_Exercise details_:
Set down the records exactly, and omit any image found in them.

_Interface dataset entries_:
· · · · · · ·

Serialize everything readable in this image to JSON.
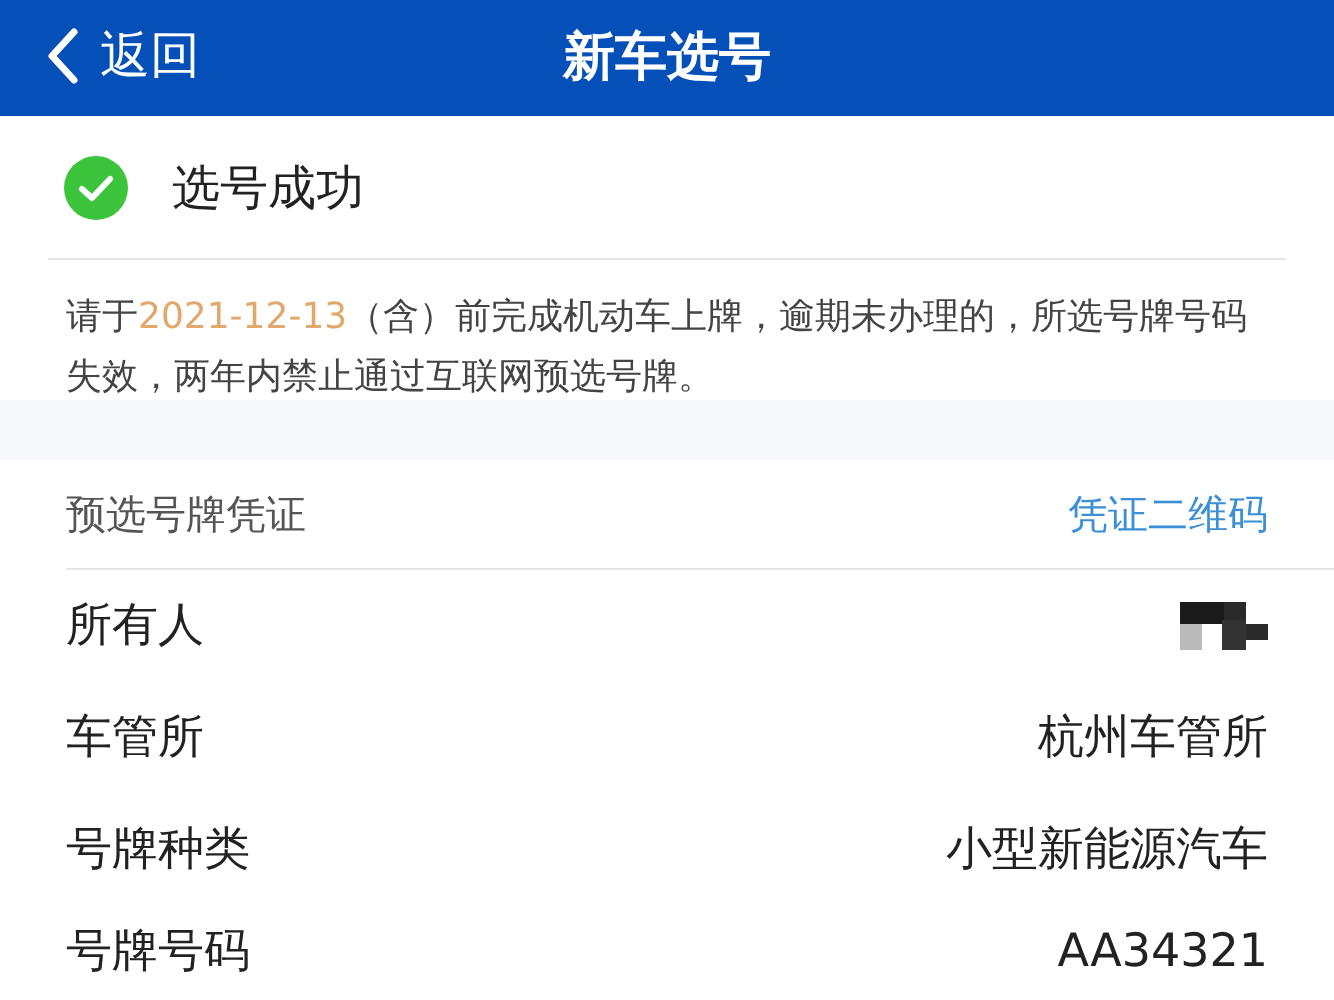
{
  "nav_bar": {
    "back_label": "返回",
    "title": "新车选号"
  },
  "result": {
    "success": true,
    "text": "选号成功"
  },
  "notice": [
    {
      "kind": "plain",
      "text": "请于"
    },
    {
      "kind": "date",
      "text": "2021-12-13"
    },
    {
      "kind": "plain",
      "text": "（含）前完成机动车上牌，逾期未办理的，所选号牌号码失效，两年内禁止通过互联网预选号牌。"
    }
  ],
  "voucher": {
    "title": "预选号牌凭证",
    "link": "凭证二维码",
    "rows": [
      {
        "label": "所有人",
        "kind": "redacted"
      },
      {
        "label": "车管所",
        "kind": "text",
        "value": "杭州车管所"
      },
      {
        "label": "号牌种类",
        "kind": "text",
        "value": "小型新能源汽车"
      },
      {
        "label": "号牌号码",
        "kind": "text",
        "value": "AA34321"
      }
    ]
  }
}
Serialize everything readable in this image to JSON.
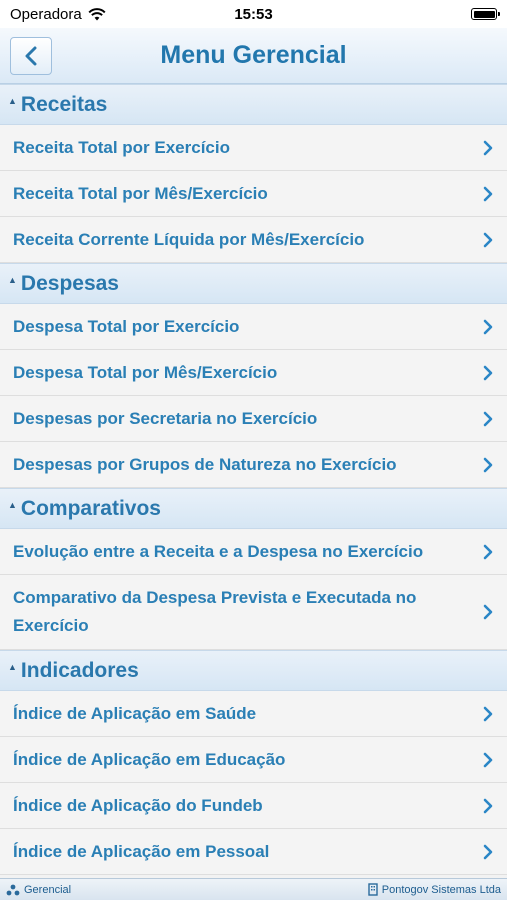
{
  "status_bar": {
    "carrier": "Operadora",
    "time": "15:53"
  },
  "navbar": {
    "title": "Menu Gerencial"
  },
  "sections": [
    {
      "title": "Receitas",
      "items": [
        {
          "label": "Receita Total por Exercício"
        },
        {
          "label": "Receita Total por Mês/Exercício"
        },
        {
          "label": "Receita Corrente Líquida por Mês/Exercício"
        }
      ]
    },
    {
      "title": "Despesas",
      "items": [
        {
          "label": "Despesa Total por Exercício"
        },
        {
          "label": "Despesa Total por Mês/Exercício"
        },
        {
          "label": "Despesas por Secretaria no Exercício"
        },
        {
          "label": "Despesas por Grupos de Natureza no Exercício"
        }
      ]
    },
    {
      "title": "Comparativos",
      "items": [
        {
          "label": "Evolução entre a Receita e a Despesa no Exercício"
        },
        {
          "label": "Comparativo da Despesa Prevista e Executada no Exercício"
        }
      ]
    },
    {
      "title": "Indicadores",
      "items": [
        {
          "label": "Índice de Aplicação em Saúde"
        },
        {
          "label": "Índice de Aplicação em Educação"
        },
        {
          "label": "Índice de Aplicação do Fundeb"
        },
        {
          "label": "Índice de Aplicação em Pessoal"
        }
      ]
    }
  ],
  "footer": {
    "left": "Gerencial",
    "right": "Pontogov Sistemas Ltda"
  }
}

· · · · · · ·

_Answer space_:
Serialize everything readable in this image to JSON.
{
  "nav_bar": {
    "back_label": "返回",
    "title": "新车选号"
  },
  "result": {
    "success": true,
    "text": "选号成功"
  },
  "notice": [
    {
      "kind": "plain",
      "text": "请于"
    },
    {
      "kind": "date",
      "text": "2021-12-13"
    },
    {
      "kind": "plain",
      "text": "（含）前完成机动车上牌，逾期未办理的，所选号牌号码失效，两年内禁止通过互联网预选号牌。"
    }
  ],
  "voucher": {
    "title": "预选号牌凭证",
    "link": "凭证二维码",
    "rows": [
      {
        "label": "所有人",
        "kind": "redacted"
      },
      {
        "label": "车管所",
        "kind": "text",
        "value": "杭州车管所"
      },
      {
        "label": "号牌种类",
        "kind": "text",
        "value": "小型新能源汽车"
      },
      {
        "label": "号牌号码",
        "kind": "text",
        "value": "AA34321"
      }
    ]
  }
}
Serialize everything readable in this image to JSON.
{
  "status_bar": {
    "carrier": "Operadora",
    "time": "15:53"
  },
  "navbar": {
    "title": "Menu Gerencial"
  },
  "sections": [
    {
      "title": "Receitas",
      "items": [
        {
          "label": "Receita Total por Exercício"
        },
        {
          "label": "Receita Total por Mês/Exercício"
        },
        {
          "label": "Receita Corrente Líquida por Mês/Exercício"
        }
      ]
    },
    {
      "title": "Despesas",
      "items": [
        {
          "label": "Despesa Total por Exercício"
        },
        {
          "label": "Despesa Total por Mês/Exercício"
        },
        {
          "label": "Despesas por Secretaria no Exercício"
        },
        {
          "label": "Despesas por Grupos de Natureza no Exercício"
        }
      ]
    },
    {
      "title": "Comparativos",
      "items": [
        {
          "label": "Evolução entre a Receita e a Despesa no Exercício"
        },
        {
          "label": "Comparativo da Despesa Prevista e Executada no Exercício"
        }
      ]
    },
    {
      "title": "Indicadores",
      "items": [
        {
          "label": "Índice de Aplicação em Saúde"
        },
        {
          "label": "Índice de Aplicação em Educação"
        },
        {
          "label": "Índice de Aplicação do Fundeb"
        },
        {
          "label": "Índice de Aplicação em Pessoal"
        }
      ]
    }
  ],
  "footer": {
    "left": "Gerencial",
    "right": "Pontogov Sistemas Ltda"
  }
}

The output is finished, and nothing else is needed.